▸ **Dataset records**
>>

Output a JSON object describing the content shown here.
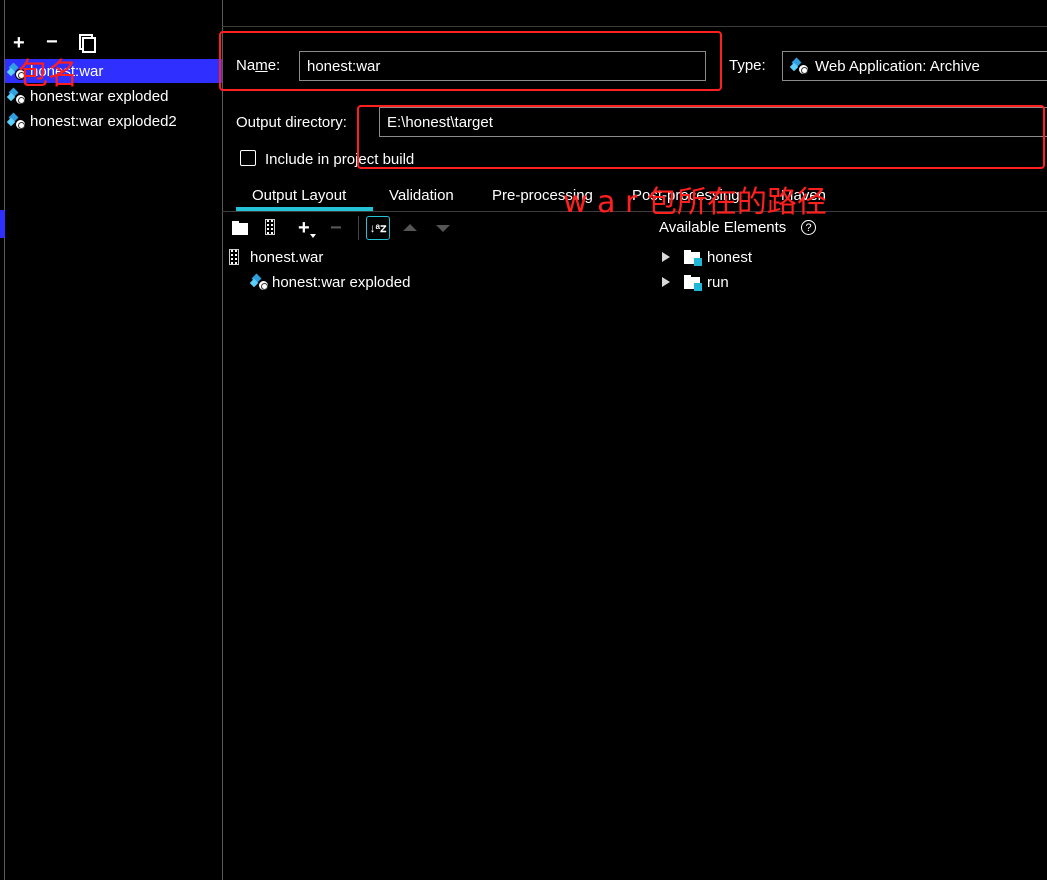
{
  "toolbar": {
    "add_glyph": "+",
    "remove_glyph": "−",
    "copy_icon": "copy-icon"
  },
  "artifacts": [
    {
      "label": "honest:war",
      "icon": "web-app-icon",
      "selected": true
    },
    {
      "label": "honest:war exploded",
      "icon": "web-app-icon",
      "selected": false
    },
    {
      "label": "honest:war exploded2",
      "icon": "web-app-icon",
      "selected": false
    }
  ],
  "form": {
    "name_label_pre": "Na",
    "name_label_mnemonic": "m",
    "name_label_post": "e:",
    "name_value": "honest:war",
    "type_label": "Type:",
    "type_value": "Web Application: Archive",
    "output_dir_label": "Output directory:",
    "output_dir_value": "E:\\honest\\target",
    "include_label": "Include in project build",
    "include_checked": false
  },
  "tabs": [
    {
      "label": "Output Layout",
      "active": true
    },
    {
      "label": "Validation",
      "active": false
    },
    {
      "label": "Pre-processing",
      "active": false
    },
    {
      "label": "Post-processing",
      "active": false
    },
    {
      "label": "Maven",
      "active": false
    }
  ],
  "layout_tree": [
    {
      "label": "honest.war",
      "icon": "war-archive-icon",
      "indent": 0
    },
    {
      "label": "honest:war exploded",
      "icon": "web-app-icon",
      "indent": 1
    }
  ],
  "available": {
    "title": "Available Elements",
    "items": [
      {
        "label": "honest",
        "icon": "module-folder-icon"
      },
      {
        "label": "run",
        "icon": "module-folder-icon"
      }
    ]
  },
  "annotations": {
    "name_note": "包名",
    "path_note": "w a r 包所在的路径"
  },
  "colors": {
    "background": "#000000",
    "selection": "#2f2fff",
    "accent": "#25c3d8",
    "annotation": "#ff1f1f"
  }
}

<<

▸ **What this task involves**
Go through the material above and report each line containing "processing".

▸ **Solution to this task**
      "label": "Pre-processing",
      "label": "Post-processing",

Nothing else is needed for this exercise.